So yesterday I had to take up a position at the circulation desk instead of the library office.
Today I’m still there, and here’s why:
In the course of an hour this morning I had three separate conversations with three different teachers that I wouldn’t have had if I’d been in my office.
- Conversation No. 1: A Science teacher who was booking in her Year 10 class to use computers to research common contemporary myths, such “red sky at night, shepherd’s delight”, for scientific accuracy and proof of validity. As we discussed what her expected outcomes are and a possible approach to guiding her students in a meaningful way, I shared with her the Quality Information Checklist website to illustrate for students the types of questions they need to ask themselves to validate information for research. As a consequence, I taught the first part of this lesson …. today! …. for her class and she is going to share this website with other science faculty who are also teaching this unit.
- Conversation No. 2: A Health and Wellbeing teacher who had booked in at the last minute with his Year 10 boys to use computers. After chatting with him about what they were doing I found out they were researching sexually transmitted diseases, a fun and challenging assignment to research with a class of red-blooded 14 & 15 year old males! I asked him how that was working and showed him the EPIC database, Health and Wellness Resource Centre which is tailor-made for this type of research and presents no problems with filter systems. One of the features I love about this resource is the comprehensive table of contents which helps guide the students to the information required for them to answer their questions.
- Conversation No. 3: Teacher number 3 had brought a couple of her Year 12 Media Studies students into the library to look at newspaper headlines as she was getting them to create their own. I asked “Have you seen the Newspaper Clipping Generator? It might be just what you need.” Half an hour later the same boys came in to show me what they’d created.
As you can see from the photos above, my office is tucked behind a wall, out of the way and while I have plenty of glass (still a barrier) that only gives me a view of half the library. I can’t see people arriving, and more importantly, they can’t see me!
As a consequence of being “front and centre”, I’ve had more spontaneous conversations with the boys as they move through the library in the past two days than I have in the past two months!
Now …. to devise a plan to have us all working in the library and not the office!
I just love those days when a colleague shares something and it sparks off an idea that makes your brain fizz and pop!
Yesterday was one of those days for me. It all started when the wonderful Desna Wallace shared a link to the Stylist list of 100 Best Opening Lines from Children’s Books

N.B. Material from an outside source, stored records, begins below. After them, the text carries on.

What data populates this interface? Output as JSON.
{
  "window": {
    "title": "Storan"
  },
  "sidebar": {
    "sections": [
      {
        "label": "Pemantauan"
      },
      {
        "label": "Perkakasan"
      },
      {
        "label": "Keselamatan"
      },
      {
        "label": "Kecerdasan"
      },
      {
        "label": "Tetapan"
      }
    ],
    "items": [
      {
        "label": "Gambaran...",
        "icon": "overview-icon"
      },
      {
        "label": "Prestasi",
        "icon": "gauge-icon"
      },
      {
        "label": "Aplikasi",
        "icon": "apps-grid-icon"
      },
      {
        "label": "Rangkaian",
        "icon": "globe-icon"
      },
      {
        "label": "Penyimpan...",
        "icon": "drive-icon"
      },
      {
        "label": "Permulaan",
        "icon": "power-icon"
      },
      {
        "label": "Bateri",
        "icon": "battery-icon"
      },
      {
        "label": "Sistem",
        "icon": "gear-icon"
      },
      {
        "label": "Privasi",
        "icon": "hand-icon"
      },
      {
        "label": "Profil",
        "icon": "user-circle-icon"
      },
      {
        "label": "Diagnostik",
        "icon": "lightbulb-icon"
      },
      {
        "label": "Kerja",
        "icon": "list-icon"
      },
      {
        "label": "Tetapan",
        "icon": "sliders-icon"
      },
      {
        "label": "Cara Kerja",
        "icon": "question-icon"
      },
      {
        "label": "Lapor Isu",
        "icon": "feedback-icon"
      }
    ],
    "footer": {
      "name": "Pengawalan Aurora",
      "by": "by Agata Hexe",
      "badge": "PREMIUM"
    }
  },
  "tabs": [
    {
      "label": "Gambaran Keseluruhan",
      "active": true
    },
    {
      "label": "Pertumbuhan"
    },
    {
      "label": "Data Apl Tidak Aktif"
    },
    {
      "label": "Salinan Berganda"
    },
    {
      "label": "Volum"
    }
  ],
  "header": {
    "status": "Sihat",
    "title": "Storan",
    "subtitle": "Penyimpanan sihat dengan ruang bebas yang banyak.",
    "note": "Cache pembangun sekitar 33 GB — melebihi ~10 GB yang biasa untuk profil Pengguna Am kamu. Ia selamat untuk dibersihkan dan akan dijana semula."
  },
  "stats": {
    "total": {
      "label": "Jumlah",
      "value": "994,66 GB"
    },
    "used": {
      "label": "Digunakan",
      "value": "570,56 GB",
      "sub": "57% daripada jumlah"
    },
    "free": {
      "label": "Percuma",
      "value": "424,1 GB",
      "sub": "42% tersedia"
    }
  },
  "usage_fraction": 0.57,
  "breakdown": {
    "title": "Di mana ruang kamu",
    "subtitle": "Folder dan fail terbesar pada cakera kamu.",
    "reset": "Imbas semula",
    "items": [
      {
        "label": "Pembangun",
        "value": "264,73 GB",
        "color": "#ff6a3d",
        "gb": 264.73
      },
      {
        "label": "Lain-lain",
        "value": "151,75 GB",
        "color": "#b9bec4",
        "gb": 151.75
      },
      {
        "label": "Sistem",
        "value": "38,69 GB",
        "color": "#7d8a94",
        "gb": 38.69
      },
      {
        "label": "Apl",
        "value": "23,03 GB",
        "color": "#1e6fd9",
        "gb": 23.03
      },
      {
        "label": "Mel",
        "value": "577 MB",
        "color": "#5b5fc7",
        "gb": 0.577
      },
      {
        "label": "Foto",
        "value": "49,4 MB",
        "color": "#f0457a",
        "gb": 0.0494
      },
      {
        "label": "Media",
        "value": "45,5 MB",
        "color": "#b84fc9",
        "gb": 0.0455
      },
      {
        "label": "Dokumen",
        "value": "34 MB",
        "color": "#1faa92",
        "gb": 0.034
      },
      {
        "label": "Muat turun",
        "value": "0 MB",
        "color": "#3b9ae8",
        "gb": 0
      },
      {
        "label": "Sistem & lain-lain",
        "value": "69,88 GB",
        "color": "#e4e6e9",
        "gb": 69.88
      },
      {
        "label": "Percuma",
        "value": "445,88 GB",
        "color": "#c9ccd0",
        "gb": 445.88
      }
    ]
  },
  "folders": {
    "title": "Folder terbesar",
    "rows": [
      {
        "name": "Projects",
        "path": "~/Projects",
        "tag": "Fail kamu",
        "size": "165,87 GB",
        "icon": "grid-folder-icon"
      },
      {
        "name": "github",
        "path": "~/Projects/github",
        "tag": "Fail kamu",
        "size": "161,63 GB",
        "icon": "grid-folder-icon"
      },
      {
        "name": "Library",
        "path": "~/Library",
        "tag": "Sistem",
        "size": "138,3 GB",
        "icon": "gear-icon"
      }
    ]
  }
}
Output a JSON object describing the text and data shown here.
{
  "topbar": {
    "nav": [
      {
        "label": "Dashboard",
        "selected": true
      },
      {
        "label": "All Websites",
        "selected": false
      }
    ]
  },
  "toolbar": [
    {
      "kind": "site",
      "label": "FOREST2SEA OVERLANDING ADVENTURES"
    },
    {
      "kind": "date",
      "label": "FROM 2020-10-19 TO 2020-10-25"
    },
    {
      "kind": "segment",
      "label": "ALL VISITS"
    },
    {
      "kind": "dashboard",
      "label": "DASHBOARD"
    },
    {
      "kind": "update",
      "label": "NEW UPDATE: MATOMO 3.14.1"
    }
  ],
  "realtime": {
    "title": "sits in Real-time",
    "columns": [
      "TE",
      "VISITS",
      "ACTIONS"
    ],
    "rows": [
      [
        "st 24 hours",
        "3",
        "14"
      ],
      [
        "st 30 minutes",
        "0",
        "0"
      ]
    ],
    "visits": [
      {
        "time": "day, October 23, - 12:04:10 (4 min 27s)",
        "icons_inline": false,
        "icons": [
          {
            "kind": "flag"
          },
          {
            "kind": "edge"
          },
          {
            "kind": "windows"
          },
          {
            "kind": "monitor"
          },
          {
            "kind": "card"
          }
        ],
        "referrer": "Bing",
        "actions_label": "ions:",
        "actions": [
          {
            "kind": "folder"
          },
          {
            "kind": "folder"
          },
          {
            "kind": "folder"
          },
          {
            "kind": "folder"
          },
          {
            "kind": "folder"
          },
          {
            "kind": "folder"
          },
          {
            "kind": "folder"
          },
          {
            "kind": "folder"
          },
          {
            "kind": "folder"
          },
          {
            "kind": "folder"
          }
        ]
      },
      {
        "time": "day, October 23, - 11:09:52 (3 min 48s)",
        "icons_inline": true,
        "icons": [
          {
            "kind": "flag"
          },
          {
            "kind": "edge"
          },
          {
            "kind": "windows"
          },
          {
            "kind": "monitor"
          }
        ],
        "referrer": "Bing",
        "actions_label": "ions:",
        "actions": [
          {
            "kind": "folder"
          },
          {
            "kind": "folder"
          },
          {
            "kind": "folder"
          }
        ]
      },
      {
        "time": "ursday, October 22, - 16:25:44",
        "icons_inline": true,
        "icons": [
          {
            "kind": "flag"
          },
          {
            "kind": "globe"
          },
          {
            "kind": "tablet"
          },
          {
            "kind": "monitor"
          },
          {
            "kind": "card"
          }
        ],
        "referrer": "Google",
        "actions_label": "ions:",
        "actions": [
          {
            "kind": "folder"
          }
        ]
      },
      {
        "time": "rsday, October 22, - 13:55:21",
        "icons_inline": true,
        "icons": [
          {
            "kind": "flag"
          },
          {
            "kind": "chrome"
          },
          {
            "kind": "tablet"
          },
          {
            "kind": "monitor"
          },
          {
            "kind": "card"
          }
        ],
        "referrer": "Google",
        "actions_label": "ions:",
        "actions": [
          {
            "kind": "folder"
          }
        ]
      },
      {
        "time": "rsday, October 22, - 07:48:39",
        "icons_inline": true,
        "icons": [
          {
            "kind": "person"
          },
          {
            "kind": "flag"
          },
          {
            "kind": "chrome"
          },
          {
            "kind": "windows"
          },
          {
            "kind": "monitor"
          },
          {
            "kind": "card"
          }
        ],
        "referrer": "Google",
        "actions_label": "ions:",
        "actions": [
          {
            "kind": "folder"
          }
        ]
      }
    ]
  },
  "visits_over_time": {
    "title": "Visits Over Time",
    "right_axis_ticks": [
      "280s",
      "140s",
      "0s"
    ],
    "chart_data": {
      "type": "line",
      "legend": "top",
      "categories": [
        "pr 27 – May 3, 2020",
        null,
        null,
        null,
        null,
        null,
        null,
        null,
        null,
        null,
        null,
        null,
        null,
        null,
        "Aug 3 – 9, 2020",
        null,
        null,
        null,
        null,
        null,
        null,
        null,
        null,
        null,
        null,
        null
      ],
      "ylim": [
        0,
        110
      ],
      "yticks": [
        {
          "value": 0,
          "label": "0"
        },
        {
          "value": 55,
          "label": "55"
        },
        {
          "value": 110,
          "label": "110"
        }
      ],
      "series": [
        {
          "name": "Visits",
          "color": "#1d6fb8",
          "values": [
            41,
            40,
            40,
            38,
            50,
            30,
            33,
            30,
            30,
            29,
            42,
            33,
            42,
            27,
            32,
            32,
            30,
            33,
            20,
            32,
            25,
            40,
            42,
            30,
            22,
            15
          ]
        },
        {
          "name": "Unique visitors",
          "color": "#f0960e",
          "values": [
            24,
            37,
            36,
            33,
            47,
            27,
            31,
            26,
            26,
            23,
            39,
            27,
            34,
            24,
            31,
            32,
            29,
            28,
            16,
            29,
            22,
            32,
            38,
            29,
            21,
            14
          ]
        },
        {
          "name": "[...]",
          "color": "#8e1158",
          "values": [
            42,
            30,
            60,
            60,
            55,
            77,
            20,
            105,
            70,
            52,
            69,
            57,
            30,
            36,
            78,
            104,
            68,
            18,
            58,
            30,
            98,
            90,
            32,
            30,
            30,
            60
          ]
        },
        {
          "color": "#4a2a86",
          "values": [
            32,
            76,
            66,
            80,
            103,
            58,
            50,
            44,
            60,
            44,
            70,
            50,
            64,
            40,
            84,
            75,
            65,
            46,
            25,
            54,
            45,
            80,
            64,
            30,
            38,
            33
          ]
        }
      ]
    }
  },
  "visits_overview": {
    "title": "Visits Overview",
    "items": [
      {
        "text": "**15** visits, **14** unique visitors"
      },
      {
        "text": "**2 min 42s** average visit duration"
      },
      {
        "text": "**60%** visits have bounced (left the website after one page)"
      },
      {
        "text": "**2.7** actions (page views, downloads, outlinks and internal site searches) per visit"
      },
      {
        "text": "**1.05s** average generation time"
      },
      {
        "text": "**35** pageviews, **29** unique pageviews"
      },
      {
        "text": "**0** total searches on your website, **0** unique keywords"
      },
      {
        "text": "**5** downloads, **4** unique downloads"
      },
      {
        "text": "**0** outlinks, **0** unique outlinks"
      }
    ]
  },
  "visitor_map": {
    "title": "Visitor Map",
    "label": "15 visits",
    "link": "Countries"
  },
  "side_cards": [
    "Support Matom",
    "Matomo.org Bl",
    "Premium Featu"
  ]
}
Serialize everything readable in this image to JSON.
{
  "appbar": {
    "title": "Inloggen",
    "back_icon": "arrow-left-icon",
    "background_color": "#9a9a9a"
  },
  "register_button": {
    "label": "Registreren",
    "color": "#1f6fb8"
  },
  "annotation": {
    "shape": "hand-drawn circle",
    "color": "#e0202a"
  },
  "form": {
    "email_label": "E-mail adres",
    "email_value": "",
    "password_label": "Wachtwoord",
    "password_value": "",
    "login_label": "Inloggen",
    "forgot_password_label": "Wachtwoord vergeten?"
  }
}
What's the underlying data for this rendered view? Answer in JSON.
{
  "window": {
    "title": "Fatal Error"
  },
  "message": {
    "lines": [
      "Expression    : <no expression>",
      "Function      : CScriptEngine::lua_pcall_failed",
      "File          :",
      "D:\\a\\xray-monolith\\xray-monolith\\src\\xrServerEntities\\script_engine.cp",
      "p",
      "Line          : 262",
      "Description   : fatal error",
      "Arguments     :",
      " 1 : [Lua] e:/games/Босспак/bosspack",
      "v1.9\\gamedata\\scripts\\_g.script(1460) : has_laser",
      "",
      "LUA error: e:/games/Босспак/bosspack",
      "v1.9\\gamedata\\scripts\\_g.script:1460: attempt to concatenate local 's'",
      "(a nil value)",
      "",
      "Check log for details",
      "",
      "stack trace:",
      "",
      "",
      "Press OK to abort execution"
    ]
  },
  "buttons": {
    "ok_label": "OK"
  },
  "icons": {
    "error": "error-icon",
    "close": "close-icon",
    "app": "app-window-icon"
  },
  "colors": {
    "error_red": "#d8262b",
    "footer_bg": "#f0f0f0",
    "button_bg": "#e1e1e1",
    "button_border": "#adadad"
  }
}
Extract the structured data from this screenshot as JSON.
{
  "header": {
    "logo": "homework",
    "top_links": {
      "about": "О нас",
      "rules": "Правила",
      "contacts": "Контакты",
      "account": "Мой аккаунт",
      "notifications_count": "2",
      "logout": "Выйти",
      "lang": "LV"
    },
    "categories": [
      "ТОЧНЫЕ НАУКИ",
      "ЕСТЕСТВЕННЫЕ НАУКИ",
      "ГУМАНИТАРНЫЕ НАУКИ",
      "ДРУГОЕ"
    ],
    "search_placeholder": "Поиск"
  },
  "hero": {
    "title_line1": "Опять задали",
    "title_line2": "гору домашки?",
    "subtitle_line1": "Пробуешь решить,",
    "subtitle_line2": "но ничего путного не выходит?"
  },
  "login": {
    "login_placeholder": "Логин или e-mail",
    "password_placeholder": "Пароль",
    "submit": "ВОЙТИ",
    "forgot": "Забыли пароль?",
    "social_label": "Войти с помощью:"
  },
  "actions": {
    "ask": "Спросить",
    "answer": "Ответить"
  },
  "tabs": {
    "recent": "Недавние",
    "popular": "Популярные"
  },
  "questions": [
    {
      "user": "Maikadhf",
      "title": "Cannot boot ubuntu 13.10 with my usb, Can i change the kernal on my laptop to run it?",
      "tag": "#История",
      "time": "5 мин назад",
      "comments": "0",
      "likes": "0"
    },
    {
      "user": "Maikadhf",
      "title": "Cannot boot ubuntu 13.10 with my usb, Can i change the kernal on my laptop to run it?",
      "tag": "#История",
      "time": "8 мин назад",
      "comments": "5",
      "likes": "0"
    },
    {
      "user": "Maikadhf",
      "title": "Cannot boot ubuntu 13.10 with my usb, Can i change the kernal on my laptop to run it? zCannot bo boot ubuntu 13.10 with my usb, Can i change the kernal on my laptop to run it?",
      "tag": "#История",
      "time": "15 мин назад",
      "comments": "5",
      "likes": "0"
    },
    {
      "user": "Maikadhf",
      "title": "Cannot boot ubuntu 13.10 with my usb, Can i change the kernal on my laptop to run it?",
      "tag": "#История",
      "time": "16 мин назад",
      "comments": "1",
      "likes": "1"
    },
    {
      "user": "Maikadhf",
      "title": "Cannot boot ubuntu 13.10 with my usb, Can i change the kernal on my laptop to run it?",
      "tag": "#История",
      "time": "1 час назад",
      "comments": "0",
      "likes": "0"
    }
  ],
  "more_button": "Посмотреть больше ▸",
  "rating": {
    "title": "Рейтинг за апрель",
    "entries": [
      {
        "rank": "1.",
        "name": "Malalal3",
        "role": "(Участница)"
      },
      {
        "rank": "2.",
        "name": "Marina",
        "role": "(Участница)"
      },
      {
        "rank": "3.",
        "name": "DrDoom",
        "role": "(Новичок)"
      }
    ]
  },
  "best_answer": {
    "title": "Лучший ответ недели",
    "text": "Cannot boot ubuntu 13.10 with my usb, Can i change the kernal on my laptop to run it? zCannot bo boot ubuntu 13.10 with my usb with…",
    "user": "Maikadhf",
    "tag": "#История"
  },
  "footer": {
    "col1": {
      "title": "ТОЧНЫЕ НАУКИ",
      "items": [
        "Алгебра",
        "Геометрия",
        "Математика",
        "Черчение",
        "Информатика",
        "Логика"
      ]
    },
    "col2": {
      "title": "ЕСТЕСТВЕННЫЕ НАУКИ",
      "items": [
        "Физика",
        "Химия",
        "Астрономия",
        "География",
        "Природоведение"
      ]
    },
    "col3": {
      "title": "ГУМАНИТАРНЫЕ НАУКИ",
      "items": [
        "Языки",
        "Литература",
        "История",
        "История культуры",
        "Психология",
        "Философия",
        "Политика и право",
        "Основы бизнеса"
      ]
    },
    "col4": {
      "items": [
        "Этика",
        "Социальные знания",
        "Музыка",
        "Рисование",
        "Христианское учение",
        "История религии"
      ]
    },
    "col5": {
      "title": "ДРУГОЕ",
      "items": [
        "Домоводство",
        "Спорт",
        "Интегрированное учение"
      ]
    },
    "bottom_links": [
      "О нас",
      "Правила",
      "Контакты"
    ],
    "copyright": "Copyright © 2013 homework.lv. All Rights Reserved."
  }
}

I just love the way it looks and works, with the pictures of the books and then hover over the picture to read the first line of it. So it got me thinking …..
I am currently working on creating a set of resources to support a new Y7 & 8 library and research skills programme that I’m developing at my new school. I have an absolutely fantastic group of teachers to work with here and the junior school staff are so willing to collaborate with me, welcoming me into their classrooms.
So when I saw this post I was immediately struck by how cool it would be to design a memory card game, using the covers of the books on one set and the corresponding first line from each book on another set. The students could then play the game by either matching the pairs correctly, or have them working in groups to decide which bo0k went with which first line.
In a slightly simpler version, I will use the same concept with book covers and authors names. Both of these ideas still require some fine-tuning and tweaking, but it’s simple, relatively easy to make and fun for the students, with the potential to incorporate a competitive element into it that all boys love.
So, a big thanks Desna and I would encourage everyone to keep sharing. It’s gold!